═════ Records

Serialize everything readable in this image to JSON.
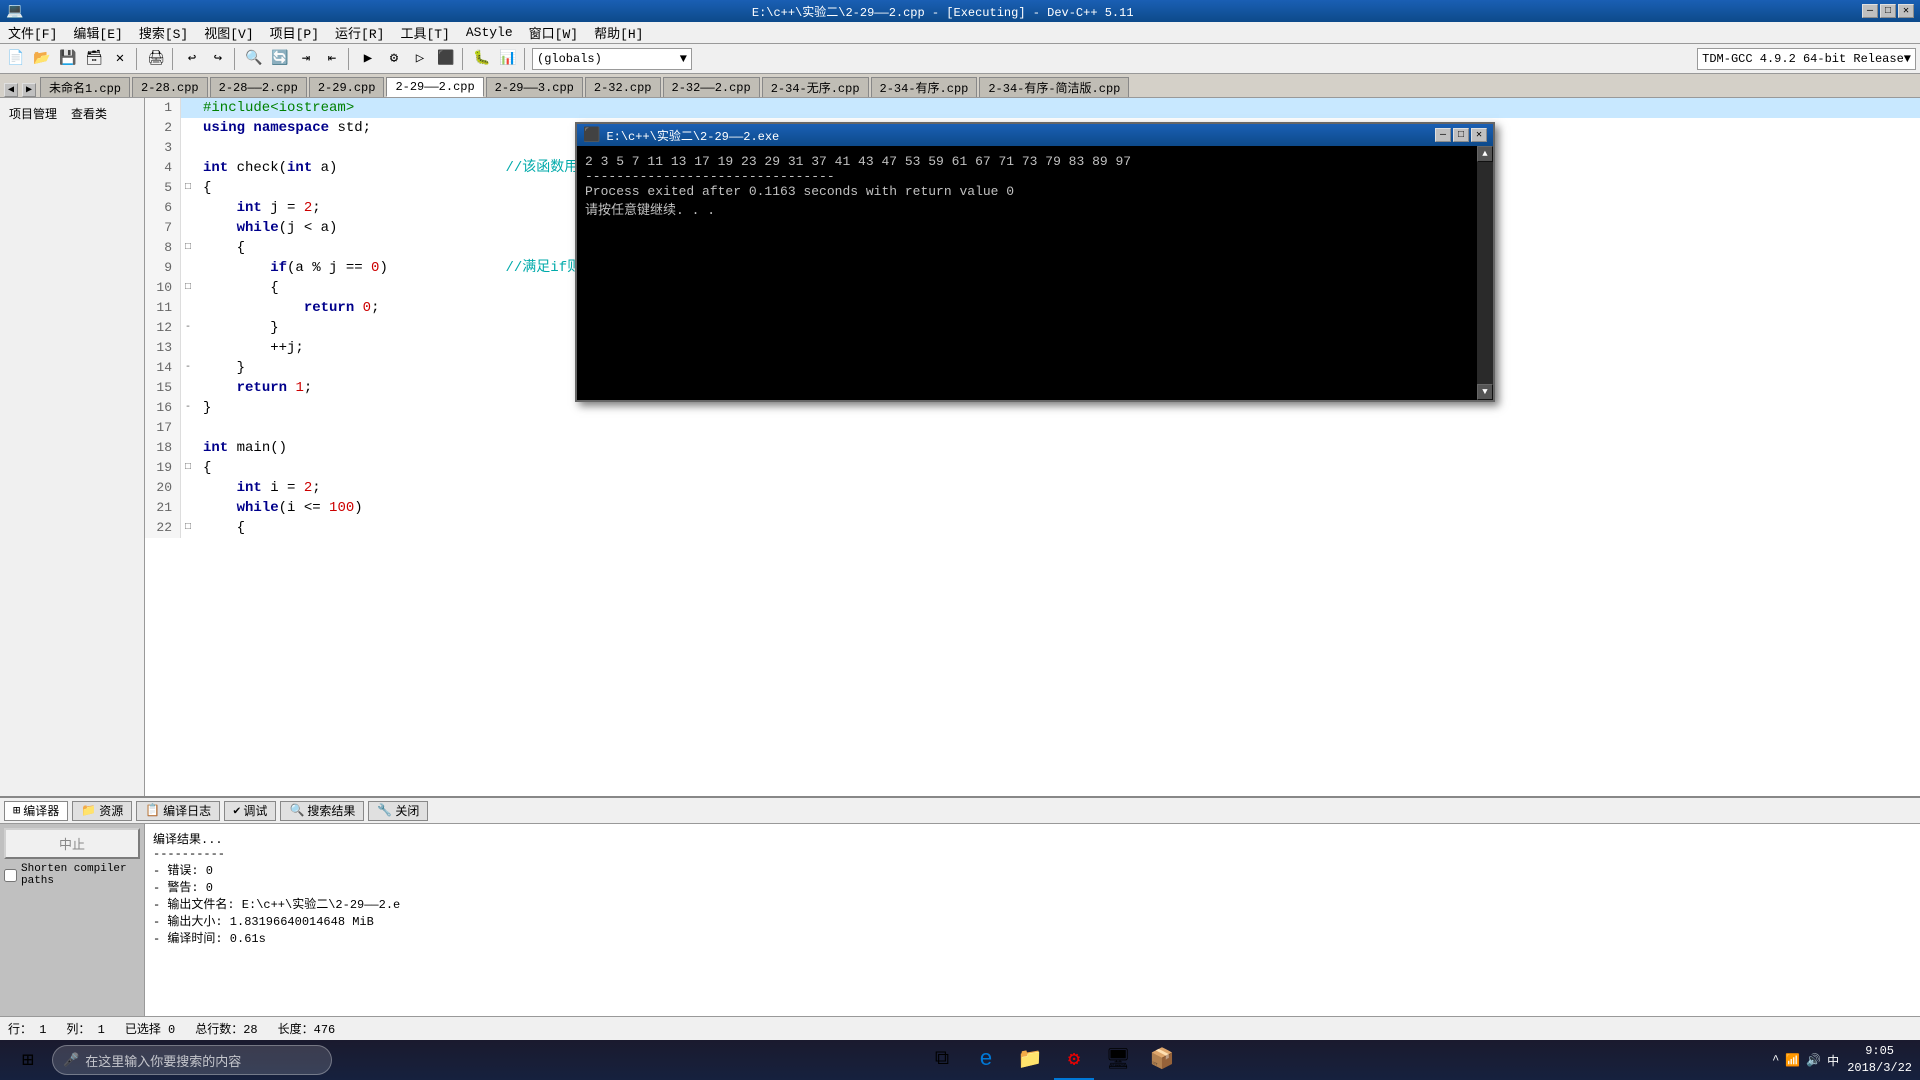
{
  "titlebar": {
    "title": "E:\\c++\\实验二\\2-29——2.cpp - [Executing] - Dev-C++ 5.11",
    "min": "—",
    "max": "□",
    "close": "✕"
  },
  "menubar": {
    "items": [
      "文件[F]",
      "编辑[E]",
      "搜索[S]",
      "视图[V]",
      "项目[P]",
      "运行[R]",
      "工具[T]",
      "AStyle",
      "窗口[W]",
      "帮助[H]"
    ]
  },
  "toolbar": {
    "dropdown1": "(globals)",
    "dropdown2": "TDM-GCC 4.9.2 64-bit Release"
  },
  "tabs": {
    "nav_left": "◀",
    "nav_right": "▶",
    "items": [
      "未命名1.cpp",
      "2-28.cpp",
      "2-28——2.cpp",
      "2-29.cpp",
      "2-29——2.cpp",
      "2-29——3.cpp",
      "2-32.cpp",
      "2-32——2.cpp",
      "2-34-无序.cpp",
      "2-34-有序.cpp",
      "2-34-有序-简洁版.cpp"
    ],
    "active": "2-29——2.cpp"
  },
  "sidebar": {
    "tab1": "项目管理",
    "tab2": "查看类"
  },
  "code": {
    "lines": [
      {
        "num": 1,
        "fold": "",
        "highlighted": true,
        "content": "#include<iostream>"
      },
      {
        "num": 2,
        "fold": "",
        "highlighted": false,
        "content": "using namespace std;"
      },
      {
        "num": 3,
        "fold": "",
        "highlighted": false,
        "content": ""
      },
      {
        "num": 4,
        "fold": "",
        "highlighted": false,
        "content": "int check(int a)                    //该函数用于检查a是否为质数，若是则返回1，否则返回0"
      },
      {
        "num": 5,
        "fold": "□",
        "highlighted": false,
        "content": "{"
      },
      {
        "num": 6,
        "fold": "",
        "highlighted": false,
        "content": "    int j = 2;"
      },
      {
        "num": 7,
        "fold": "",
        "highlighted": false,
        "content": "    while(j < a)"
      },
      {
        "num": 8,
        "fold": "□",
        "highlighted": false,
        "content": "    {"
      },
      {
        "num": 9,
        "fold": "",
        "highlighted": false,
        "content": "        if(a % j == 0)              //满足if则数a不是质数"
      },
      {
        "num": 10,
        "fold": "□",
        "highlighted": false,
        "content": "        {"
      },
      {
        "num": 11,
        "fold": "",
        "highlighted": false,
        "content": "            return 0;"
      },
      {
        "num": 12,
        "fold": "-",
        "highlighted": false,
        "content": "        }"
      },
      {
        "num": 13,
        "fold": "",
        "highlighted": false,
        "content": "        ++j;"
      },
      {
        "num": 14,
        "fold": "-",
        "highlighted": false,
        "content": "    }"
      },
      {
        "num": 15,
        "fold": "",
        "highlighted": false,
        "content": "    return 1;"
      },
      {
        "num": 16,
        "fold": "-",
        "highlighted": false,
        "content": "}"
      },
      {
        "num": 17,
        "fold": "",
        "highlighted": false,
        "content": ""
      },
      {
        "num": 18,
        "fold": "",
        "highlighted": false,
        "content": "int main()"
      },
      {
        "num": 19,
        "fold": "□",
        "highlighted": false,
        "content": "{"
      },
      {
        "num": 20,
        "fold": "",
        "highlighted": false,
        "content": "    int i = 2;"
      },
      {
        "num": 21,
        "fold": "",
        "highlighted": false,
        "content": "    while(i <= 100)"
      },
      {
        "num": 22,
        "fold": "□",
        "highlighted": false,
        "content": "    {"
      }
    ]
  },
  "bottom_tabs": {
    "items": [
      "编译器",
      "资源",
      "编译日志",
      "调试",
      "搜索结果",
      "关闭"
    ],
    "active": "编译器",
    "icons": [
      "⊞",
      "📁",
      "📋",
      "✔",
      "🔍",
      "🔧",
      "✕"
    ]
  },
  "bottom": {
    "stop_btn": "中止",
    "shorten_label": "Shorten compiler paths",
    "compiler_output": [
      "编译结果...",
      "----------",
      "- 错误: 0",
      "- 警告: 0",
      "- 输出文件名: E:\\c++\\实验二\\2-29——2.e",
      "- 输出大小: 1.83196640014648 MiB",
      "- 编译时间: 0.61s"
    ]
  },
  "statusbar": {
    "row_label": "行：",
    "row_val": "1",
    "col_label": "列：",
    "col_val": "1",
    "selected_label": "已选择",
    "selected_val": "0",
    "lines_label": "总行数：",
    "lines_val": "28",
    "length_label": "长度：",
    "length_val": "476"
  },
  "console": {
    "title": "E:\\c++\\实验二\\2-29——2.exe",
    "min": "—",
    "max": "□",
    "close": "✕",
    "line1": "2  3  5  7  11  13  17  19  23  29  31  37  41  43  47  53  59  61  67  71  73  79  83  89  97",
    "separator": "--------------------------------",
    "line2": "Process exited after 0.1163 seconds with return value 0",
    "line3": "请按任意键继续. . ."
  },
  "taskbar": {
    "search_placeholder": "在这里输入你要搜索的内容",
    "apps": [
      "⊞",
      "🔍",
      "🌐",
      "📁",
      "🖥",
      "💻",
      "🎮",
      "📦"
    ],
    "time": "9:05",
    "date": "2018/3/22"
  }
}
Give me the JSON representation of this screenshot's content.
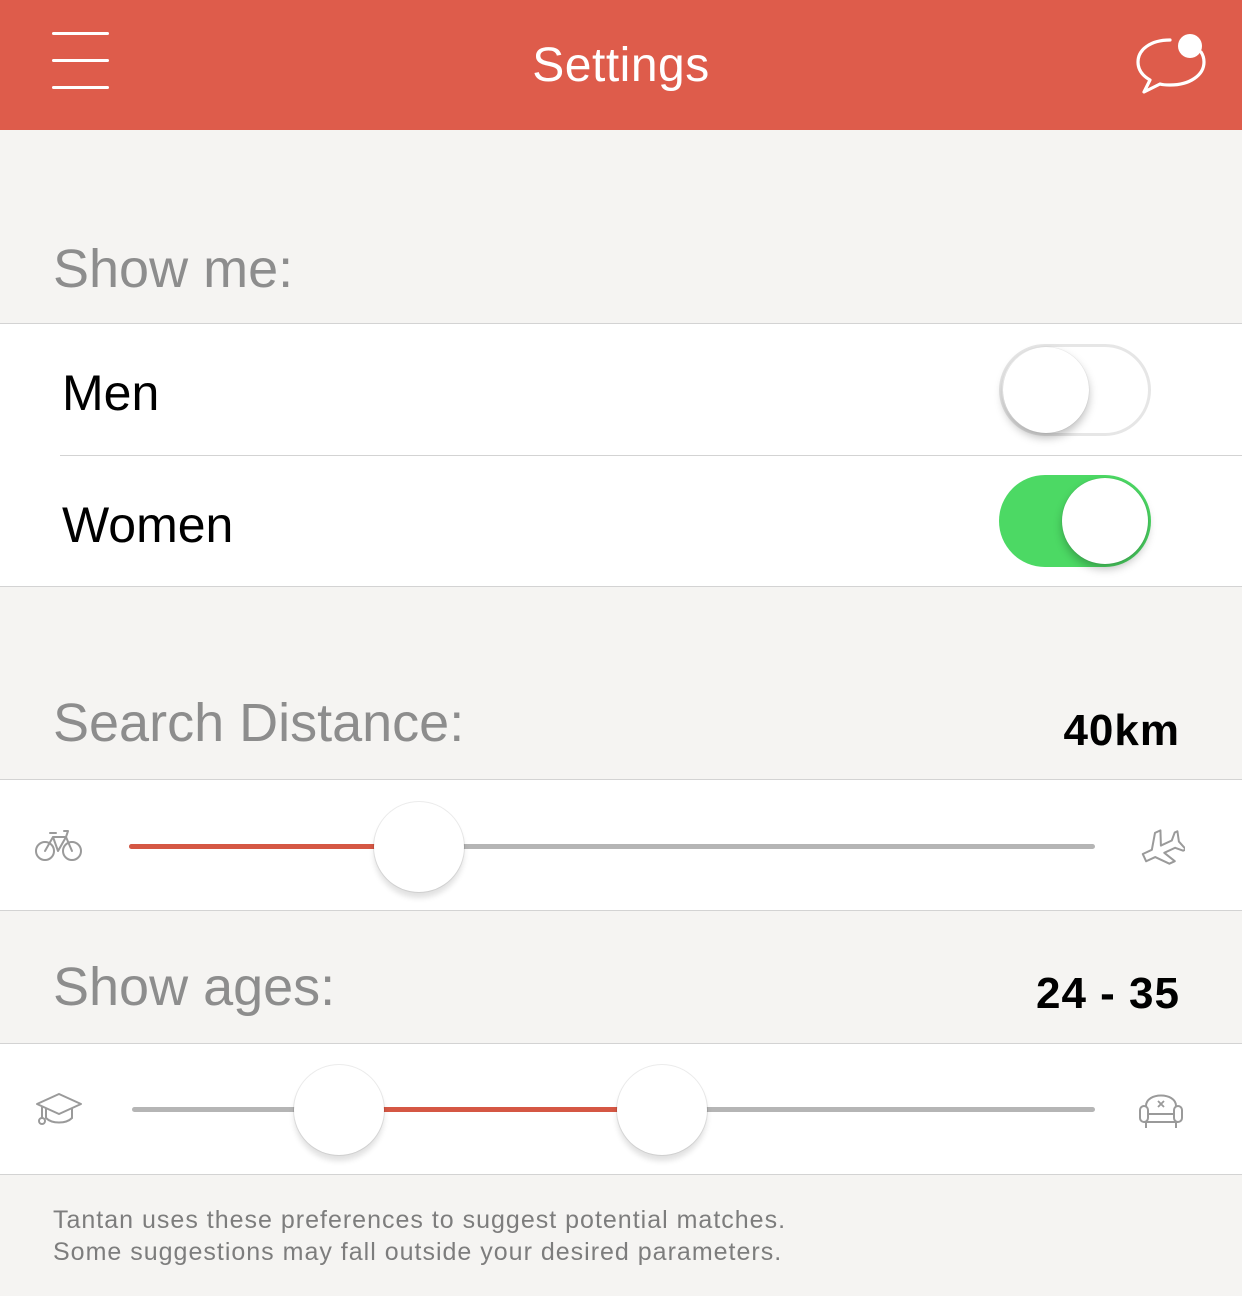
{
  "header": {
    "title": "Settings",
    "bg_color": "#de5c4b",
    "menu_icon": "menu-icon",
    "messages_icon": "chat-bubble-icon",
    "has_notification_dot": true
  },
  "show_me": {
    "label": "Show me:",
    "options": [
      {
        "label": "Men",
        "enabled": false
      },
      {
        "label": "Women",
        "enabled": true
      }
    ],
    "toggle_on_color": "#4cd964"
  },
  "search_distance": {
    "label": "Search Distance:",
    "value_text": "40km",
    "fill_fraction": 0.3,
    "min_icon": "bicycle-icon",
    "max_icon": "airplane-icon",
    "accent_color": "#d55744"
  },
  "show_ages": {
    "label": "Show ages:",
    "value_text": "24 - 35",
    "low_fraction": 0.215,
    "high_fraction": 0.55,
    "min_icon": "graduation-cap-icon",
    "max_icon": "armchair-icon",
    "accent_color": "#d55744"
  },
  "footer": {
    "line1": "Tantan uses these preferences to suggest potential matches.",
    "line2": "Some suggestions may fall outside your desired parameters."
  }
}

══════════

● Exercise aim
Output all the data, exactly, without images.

● Result
Serialize everything readable in this image to JSON.
{
  "titlebar": {
    "title": "E:\\c++\\实验二\\2-29——2.cpp - [Executing] - Dev-C++ 5.11",
    "min": "—",
    "max": "□",
    "close": "✕"
  },
  "menubar": {
    "items": [
      "文件[F]",
      "编辑[E]",
      "搜索[S]",
      "视图[V]",
      "项目[P]",
      "运行[R]",
      "工具[T]",
      "AStyle",
      "窗口[W]",
      "帮助[H]"
    ]
  },
  "toolbar": {
    "dropdown1": "(globals)",
    "dropdown2": "TDM-GCC 4.9.2 64-bit Release"
  },
  "tabs": {
    "nav_left": "◀",
    "nav_right": "▶",
    "items": [
      "未命名1.cpp",
      "2-28.cpp",
      "2-28——2.cpp",
      "2-29.cpp",
      "2-29——2.cpp",
      "2-29——3.cpp",
      "2-32.cpp",
      "2-32——2.cpp",
      "2-34-无序.cpp",
      "2-34-有序.cpp",
      "2-34-有序-简洁版.cpp"
    ],
    "active": "2-29——2.cpp"
  },
  "sidebar": {
    "tab1": "项目管理",
    "tab2": "查看类"
  },
  "code": {
    "lines": [
      {
        "num": 1,
        "fold": "",
        "highlighted": true,
        "content": "#include<iostream>"
      },
      {
        "num": 2,
        "fold": "",
        "highlighted": false,
        "content": "using namespace std;"
      },
      {
        "num": 3,
        "fold": "",
        "highlighted": false,
        "content": ""
      },
      {
        "num": 4,
        "fold": "",
        "highlighted": false,
        "content": "int check(int a)                    //该函数用于检查a是否为质数，若是则返回1，否则返回0"
      },
      {
        "num": 5,
        "fold": "□",
        "highlighted": false,
        "content": "{"
      },
      {
        "num": 6,
        "fold": "",
        "highlighted": false,
        "content": "    int j = 2;"
      },
      {
        "num": 7,
        "fold": "",
        "highlighted": false,
        "content": "    while(j < a)"
      },
      {
        "num": 8,
        "fold": "□",
        "highlighted": false,
        "content": "    {"
      },
      {
        "num": 9,
        "fold": "",
        "highlighted": false,
        "content": "        if(a % j == 0)              //满足if则数a不是质数"
      },
      {
        "num": 10,
        "fold": "□",
        "highlighted": false,
        "content": "        {"
      },
      {
        "num": 11,
        "fold": "",
        "highlighted": false,
        "content": "            return 0;"
      },
      {
        "num": 12,
        "fold": "-",
        "highlighted": false,
        "content": "        }"
      },
      {
        "num": 13,
        "fold": "",
        "highlighted": false,
        "content": "        ++j;"
      },
      {
        "num": 14,
        "fold": "-",
        "highlighted": false,
        "content": "    }"
      },
      {
        "num": 15,
        "fold": "",
        "highlighted": false,
        "content": "    return 1;"
      },
      {
        "num": 16,
        "fold": "-",
        "highlighted": false,
        "content": "}"
      },
      {
        "num": 17,
        "fold": "",
        "highlighted": false,
        "content": ""
      },
      {
        "num": 18,
        "fold": "",
        "highlighted": false,
        "content": "int main()"
      },
      {
        "num": 19,
        "fold": "□",
        "highlighted": false,
        "content": "{"
      },
      {
        "num": 20,
        "fold": "",
        "highlighted": false,
        "content": "    int i = 2;"
      },
      {
        "num": 21,
        "fold": "",
        "highlighted": false,
        "content": "    while(i <= 100)"
      },
      {
        "num": 22,
        "fold": "□",
        "highlighted": false,
        "content": "    {"
      }
    ]
  },
  "bottom_tabs": {
    "items": [
      "编译器",
      "资源",
      "编译日志",
      "调试",
      "搜索结果",
      "关闭"
    ],
    "active": "编译器",
    "icons": [
      "⊞",
      "📁",
      "📋",
      "✔",
      "🔍",
      "🔧",
      "✕"
    ]
  },
  "bottom": {
    "stop_btn": "中止",
    "shorten_label": "Shorten compiler paths",
    "compiler_output": [
      "编译结果...",
      "----------",
      "- 错误: 0",
      "- 警告: 0",
      "- 输出文件名: E:\\c++\\实验二\\2-29——2.e",
      "- 输出大小: 1.83196640014648 MiB",
      "- 编译时间: 0.61s"
    ]
  },
  "statusbar": {
    "row_label": "行：",
    "row_val": "1",
    "col_label": "列：",
    "col_val": "1",
    "selected_label": "已选择",
    "selected_val": "0",
    "lines_label": "总行数：",
    "lines_val": "28",
    "length_label": "长度：",
    "length_val": "476"
  },
  "console": {
    "title": "E:\\c++\\实验二\\2-29——2.exe",
    "min": "—",
    "max": "□",
    "close": "✕",
    "line1": "2  3  5  7  11  13  17  19  23  29  31  37  41  43  47  53  59  61  67  71  73  79  83  89  97",
    "separator": "--------------------------------",
    "line2": "Process exited after 0.1163 seconds with return value 0",
    "line3": "请按任意键继续. . ."
  },
  "taskbar": {
    "search_placeholder": "在这里输入你要搜索的内容",
    "apps": [
      "⊞",
      "🔍",
      "🌐",
      "📁",
      "🖥",
      "💻",
      "🎮",
      "📦"
    ],
    "time": "9:05",
    "date": "2018/3/22"
  }
}
Give me the JSON representation of this screenshot's content.
{
  "header": {
    "title": "Settings",
    "bg_color": "#de5c4b",
    "menu_icon": "menu-icon",
    "messages_icon": "chat-bubble-icon",
    "has_notification_dot": true
  },
  "show_me": {
    "label": "Show me:",
    "options": [
      {
        "label": "Men",
        "enabled": false
      },
      {
        "label": "Women",
        "enabled": true
      }
    ],
    "toggle_on_color": "#4cd964"
  },
  "search_distance": {
    "label": "Search Distance:",
    "value_text": "40km",
    "fill_fraction": 0.3,
    "min_icon": "bicycle-icon",
    "max_icon": "airplane-icon",
    "accent_color": "#d55744"
  },
  "show_ages": {
    "label": "Show ages:",
    "value_text": "24 - 35",
    "low_fraction": 0.215,
    "high_fraction": 0.55,
    "min_icon": "graduation-cap-icon",
    "max_icon": "armchair-icon",
    "accent_color": "#d55744"
  },
  "footer": {
    "line1": "Tantan uses these preferences to suggest potential matches.",
    "line2": "Some suggestions may fall outside your desired parameters."
  }
}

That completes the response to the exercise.